The pattern here is not quite the same as whilst the January 2019 reading at 3.8% was low the nadir is 3.5% in August of 2018. That provides some food for thought because if you apply the expected response to this the Euro area economy should have been slowing further about now. Of course the pandemic has created such a fog we cannot see one way or another about whether that held true.

There is another way of analysing this and here is a balance sheet style view.

credit to the private sector contributed 5.3 percentage points (up from 4.8 percentage points in April), credit to general government contributed 3.6 percentage points (up from 2.3 percentage points), net external assets contributed 1.0 percentage point (down from 1.4 percentage points), longer-term financial liabilities contributed 0.0 percentage point (as in the previous month), and the remaining counterparts of M3 contributed -0.9 percentage point (down from -0.3 percentage point).

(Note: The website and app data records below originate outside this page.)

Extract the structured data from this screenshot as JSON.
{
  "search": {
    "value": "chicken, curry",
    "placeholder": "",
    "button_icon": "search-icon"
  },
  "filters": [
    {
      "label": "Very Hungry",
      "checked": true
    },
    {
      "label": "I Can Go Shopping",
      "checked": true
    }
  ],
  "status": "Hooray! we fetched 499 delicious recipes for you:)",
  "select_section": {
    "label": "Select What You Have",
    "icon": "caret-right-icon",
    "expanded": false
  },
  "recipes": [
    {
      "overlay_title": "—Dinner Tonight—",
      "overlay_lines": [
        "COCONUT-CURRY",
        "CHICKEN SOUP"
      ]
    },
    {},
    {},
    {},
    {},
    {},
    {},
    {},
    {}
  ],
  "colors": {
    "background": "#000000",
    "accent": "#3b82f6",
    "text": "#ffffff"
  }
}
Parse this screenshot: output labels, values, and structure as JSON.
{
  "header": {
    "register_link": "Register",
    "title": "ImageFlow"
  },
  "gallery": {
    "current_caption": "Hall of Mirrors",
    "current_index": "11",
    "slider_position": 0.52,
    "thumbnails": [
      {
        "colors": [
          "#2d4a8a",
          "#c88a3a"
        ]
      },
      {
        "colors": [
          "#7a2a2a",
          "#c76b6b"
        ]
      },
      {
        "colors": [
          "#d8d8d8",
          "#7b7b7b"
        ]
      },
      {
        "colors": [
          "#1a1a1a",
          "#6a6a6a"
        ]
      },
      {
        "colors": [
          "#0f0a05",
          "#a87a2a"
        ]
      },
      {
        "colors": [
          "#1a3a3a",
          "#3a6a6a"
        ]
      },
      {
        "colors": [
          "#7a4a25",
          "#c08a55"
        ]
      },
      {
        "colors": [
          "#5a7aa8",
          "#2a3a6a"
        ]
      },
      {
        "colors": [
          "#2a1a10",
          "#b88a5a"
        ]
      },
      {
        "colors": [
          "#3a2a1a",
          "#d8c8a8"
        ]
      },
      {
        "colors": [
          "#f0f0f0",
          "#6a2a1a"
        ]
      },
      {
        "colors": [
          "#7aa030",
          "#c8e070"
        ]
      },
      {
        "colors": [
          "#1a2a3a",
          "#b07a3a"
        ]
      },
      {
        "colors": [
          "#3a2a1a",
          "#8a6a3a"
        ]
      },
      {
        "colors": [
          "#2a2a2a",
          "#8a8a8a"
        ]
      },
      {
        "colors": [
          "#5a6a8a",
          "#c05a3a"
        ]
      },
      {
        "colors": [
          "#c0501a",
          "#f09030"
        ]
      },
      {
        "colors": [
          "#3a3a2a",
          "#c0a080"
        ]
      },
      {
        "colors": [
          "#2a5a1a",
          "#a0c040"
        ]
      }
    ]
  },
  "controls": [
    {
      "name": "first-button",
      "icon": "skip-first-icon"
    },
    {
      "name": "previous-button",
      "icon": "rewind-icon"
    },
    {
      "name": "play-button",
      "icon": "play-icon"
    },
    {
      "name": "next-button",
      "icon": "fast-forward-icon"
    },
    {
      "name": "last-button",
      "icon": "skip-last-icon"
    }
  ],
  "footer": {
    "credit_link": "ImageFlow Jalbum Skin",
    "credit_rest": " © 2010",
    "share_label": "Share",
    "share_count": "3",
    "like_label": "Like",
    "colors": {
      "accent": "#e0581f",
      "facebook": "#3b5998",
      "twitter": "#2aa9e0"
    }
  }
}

I counsel caution about reading too much into this as back in the day such analysis when spectacularly wrong in the UK. Accounting identities are all very well but they miss the human component as well as some of the actual numbers. But we see growth from the government sector and the private-sector here. Also the external component has faded a bit in relative terms which provides a counterpoint to another piece of news.

Grandstanding?

From yesterday when all our troubles apparently not so far away.

Eurosystem repo facility for central banks (EUREP) introduced as precautionary backstop to address pandemic-related euro liquidity needs outside euro area….EUREP to allow broad set of central banks to borrow euro against euro-denominated debt issued by euro area central governments and supranational institutions….New facility to be available until June 2021.

These things are invariably badged as temporary but last time I checked the “temporary” income tax in the UK to pay for the Napoleonic War is still here. But as to what good it might do in a world where nobody seems to actually want Euros in this manner I am not sure. Perhaps it is a protection against another outbreak of the “Carry Trade” as this bit hints.

The provision of euro liquidity to non-euro area central banks aims at alleviating euro liquidity needs in the respective countries in a stressed market environment. The
potential beneficiaries are banks that need euro funding and are not able to obtain such funding in the market or get it only at prohibitive prices.

Although there is no real link at all to this.

Overall, these arrangements aim to facilitate a smooth transmission of monetary policy in the euro
area to the benefit of all euro area citizens

Let me help out bu suggesting replacing “all euro area citizens” with “The Precious! The Precious!”.

Here is what is presumably the official view from former ECB Vice-President Vitor Constancio. You may recall that Vitor’s job was to respond with technical questions at the ECB presser with a long involved answer that would send everyone to sleep. But at least he had a role unlike his replacement.

The ECB, reflecting awareness about the international role of the euro, just announced a new repo facility for other central banks to get euros against collateral.The FED dit it recently ..In general, the EU is finally aware of its geo-political interests.

The Fed saw demand of over US $400 billion at the peak whereas I suspect the Euro interest may be more like 0. Maybe someone will request a million or two as a test?

Comment

The relevance of the money supply changes is as follows. Narrow money supply impacts in the next 6 months and broad money in around two years. So assuming there is no Covid-19 second wave the push will impact as economies are picking up anyway. That is awkward as there is a clear inflation danger from this. There are signs of it already as we see the oil price pick up which even the neutered official inflation numbers will record. They of course miss the bit described by Abba.

Money, money, money
Must be funny
In the rich man’s world
Money, money, money
Always sunny
In the rich man’s world

Although we do see evidence of a type of money destruction.

Germany’s Wirecard collapsed on Thursday owing creditors almost $4 billion. ( Reuters )

The regulators are now on the case but.

All the money’s gone, nowhere to go ( The Beatles )